Listed entries —
* * * *

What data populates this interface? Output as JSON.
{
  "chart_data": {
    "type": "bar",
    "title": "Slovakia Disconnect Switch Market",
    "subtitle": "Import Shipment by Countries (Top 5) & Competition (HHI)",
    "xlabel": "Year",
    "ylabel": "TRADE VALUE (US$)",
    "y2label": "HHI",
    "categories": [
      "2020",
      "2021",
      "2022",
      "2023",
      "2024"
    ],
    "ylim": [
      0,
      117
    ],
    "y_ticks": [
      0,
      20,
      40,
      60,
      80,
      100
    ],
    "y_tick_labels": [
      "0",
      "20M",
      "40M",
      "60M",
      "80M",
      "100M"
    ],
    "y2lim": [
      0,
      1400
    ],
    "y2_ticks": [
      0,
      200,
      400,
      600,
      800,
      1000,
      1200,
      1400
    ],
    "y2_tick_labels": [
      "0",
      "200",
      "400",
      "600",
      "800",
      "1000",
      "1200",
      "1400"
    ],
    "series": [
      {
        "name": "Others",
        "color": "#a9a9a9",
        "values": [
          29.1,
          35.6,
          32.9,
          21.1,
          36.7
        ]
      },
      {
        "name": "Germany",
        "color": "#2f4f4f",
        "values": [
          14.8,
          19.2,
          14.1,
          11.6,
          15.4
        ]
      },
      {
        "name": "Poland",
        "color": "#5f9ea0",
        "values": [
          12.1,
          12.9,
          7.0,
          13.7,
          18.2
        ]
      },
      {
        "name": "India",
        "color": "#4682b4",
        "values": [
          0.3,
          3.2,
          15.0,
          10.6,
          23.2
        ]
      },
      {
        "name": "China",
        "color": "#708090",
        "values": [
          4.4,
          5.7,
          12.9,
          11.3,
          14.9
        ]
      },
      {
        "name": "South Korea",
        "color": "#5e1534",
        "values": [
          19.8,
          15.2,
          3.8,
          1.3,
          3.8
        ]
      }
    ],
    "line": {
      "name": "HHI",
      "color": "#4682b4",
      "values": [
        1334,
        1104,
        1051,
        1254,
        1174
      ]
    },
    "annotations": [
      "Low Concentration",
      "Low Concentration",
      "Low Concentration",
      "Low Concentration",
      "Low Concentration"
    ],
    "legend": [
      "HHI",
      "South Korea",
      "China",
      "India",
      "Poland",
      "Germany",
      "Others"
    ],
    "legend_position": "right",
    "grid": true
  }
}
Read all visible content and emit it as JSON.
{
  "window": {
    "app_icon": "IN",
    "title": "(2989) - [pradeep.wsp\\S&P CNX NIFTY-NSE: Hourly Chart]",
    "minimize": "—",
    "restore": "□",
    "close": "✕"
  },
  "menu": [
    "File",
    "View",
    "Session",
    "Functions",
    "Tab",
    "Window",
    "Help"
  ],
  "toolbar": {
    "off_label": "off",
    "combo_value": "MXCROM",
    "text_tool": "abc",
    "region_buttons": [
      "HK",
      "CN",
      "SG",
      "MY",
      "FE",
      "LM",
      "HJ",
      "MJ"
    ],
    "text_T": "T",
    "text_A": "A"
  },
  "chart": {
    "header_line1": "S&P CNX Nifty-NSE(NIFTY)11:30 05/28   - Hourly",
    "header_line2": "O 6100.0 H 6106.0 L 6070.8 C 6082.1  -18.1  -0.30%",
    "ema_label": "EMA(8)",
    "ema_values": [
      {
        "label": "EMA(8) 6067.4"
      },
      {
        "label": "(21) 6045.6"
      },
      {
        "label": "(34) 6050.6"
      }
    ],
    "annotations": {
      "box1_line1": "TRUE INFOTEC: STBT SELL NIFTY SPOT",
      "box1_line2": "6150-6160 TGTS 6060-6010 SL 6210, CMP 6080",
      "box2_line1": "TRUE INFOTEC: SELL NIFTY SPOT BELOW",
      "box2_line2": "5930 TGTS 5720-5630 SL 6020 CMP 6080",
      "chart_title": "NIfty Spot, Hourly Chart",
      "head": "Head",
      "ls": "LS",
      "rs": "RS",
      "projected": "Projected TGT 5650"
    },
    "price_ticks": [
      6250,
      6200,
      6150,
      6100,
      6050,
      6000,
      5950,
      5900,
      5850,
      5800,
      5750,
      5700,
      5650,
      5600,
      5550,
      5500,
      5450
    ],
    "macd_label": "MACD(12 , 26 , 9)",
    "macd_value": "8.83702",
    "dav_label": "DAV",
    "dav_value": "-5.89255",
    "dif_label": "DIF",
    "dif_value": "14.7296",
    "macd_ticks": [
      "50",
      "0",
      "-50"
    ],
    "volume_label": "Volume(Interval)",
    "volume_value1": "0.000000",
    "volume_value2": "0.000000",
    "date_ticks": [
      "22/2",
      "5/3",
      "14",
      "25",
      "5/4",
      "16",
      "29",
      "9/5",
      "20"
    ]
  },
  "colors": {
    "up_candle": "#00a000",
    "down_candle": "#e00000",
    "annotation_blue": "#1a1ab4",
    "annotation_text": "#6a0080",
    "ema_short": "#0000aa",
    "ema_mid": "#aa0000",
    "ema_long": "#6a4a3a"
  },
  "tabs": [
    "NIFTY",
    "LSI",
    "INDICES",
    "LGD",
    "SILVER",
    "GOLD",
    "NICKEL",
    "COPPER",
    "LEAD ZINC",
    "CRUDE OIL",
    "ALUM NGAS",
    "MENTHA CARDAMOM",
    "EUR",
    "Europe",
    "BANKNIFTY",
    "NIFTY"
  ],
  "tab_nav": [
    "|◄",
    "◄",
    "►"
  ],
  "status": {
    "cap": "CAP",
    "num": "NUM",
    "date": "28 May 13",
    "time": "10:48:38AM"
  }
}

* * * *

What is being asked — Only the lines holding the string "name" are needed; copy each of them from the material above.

Solution —
        "name": "Others",
        "name": "Germany",
        "name": "Poland",
        "name": "India",
        "name": "China",
        "name": "South Korea",
      "name": "HHI",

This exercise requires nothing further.